▶ _What the task asks_:
Each line of the data below that contains "vcloudtech" must be copied.

▶ _Given data_:
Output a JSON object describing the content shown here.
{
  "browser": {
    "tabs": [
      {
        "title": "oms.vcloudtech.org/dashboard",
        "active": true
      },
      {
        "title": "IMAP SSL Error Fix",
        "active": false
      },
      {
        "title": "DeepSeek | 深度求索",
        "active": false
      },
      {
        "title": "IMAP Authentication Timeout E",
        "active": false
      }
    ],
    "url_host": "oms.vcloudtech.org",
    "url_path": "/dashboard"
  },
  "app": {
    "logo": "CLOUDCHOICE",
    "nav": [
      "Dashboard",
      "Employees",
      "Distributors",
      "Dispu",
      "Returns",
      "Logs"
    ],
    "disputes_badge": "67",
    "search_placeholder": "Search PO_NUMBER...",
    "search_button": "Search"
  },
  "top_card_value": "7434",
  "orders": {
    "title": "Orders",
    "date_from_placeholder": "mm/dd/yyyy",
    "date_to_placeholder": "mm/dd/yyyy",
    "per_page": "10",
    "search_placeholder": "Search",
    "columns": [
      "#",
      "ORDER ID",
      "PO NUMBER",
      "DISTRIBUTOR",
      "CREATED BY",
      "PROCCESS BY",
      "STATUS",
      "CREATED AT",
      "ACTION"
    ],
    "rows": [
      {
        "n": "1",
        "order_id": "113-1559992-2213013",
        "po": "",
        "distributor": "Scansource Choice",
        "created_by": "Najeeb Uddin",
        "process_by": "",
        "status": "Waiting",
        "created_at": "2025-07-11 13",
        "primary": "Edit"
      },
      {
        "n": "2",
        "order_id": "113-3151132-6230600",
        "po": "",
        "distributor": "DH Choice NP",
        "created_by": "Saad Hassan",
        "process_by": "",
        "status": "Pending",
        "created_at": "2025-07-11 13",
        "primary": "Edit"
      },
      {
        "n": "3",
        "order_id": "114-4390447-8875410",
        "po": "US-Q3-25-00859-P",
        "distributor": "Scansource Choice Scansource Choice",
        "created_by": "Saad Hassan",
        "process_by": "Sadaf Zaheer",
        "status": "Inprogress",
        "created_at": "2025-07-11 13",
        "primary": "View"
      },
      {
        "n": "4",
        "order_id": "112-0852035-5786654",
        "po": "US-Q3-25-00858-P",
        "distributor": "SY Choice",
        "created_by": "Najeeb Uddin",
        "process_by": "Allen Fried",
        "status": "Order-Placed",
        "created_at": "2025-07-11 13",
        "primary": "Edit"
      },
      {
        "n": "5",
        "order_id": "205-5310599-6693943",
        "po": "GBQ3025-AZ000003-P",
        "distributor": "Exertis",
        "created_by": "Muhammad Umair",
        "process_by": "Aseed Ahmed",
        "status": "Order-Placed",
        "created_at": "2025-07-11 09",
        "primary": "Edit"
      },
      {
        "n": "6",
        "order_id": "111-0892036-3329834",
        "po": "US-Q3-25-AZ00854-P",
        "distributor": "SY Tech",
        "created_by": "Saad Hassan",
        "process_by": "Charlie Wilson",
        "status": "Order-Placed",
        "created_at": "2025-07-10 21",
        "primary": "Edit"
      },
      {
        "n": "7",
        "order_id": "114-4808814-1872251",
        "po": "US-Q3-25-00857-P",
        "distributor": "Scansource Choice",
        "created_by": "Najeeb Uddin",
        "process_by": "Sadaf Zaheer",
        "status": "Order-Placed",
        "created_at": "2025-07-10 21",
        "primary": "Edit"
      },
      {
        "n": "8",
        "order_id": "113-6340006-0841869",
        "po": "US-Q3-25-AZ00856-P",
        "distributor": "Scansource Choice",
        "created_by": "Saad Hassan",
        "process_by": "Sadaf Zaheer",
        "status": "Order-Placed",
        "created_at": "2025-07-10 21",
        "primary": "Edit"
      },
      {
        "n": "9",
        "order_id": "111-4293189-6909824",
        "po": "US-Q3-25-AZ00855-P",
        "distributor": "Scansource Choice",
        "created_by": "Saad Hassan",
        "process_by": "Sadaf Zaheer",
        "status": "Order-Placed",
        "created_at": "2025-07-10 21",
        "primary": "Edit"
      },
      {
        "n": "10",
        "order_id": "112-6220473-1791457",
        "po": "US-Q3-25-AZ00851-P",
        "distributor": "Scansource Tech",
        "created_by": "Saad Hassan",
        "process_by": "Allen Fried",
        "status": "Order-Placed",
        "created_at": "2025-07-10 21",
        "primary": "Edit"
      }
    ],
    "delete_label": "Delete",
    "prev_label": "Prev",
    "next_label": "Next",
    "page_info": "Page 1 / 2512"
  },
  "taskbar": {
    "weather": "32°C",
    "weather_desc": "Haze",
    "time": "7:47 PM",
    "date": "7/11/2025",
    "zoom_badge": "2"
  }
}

▶ _Task result_:
        "title": "oms.vcloudtech.org/dashboard",
    "url_host": "oms.vcloudtech.org",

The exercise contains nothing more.